Heb 7:16 who has been made, not after the law of a fleshly commandment, but after the power of an endless life:
Heb 7:17 for it is testified, "You are a priest forever, according to the order of Melchizedek."
Heb 7:18 For there is an annulling of a foregoing commandment because of its weakness and uselessness
Heb 7:19 (for the law made nothing perfect), and a bringing in of a better hope, through which we draw near to God.
Heb 7:20 Inasmuch as he was not made priest without the taking of an oath
Heb 7:21 (for they indeed have been made priests without an oath), but he with an oath by him that says of him, "The Lord swore and will not change his mind, 'You are a priest forever, according to the order of Melchizedek.' "
Heb 7:22 By so much, Jesus has become the collateral of a better covenant.
Heb 7:23 Many, indeed, have been made priests, because they are hindered from continuing by death.
Heb 7:24 But he, because he lives forever, has his priesthood unchangeable.
Heb 7:25 Therefore he is also able to save to the uttermost those who draw near to God through him, seeing that he lives forever to make intercession for them.
Heb 7:26 For such a high priest was fitting for us: holy, guiltless, undefiled, separated from sinners, and made higher than the heavens;
Heb 7:27 who doesn't need, like those high priests, to offer up sacrifices daily, first for his own sins, and then for the sins of the people. For he did this once for all, when he offered up himself.

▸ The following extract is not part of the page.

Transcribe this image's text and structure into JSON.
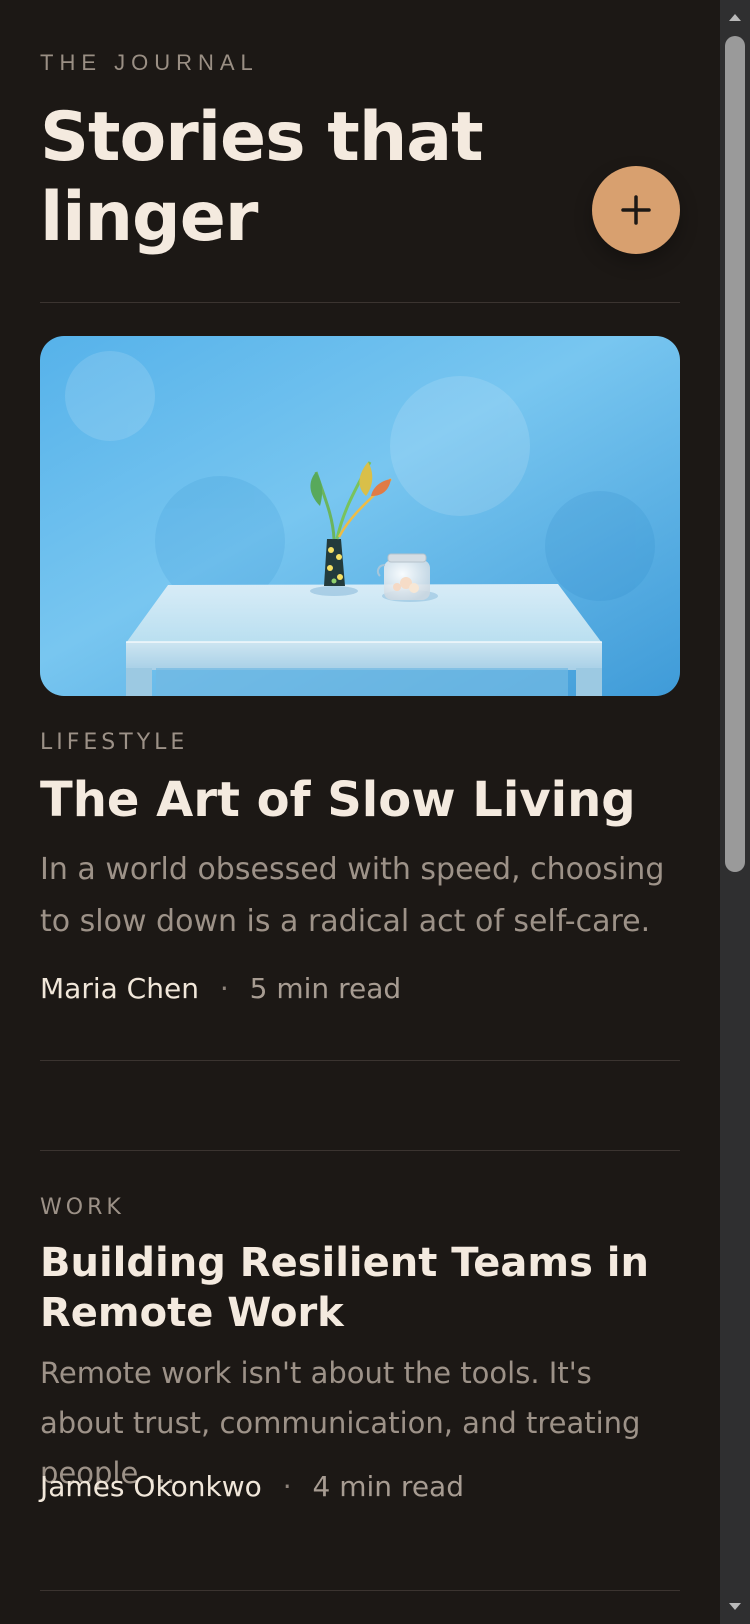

Heb 7:28 For the law appoints men as high priests who have weakness, but the word of the oath which came after the law appoints a Son forever who has been perfected.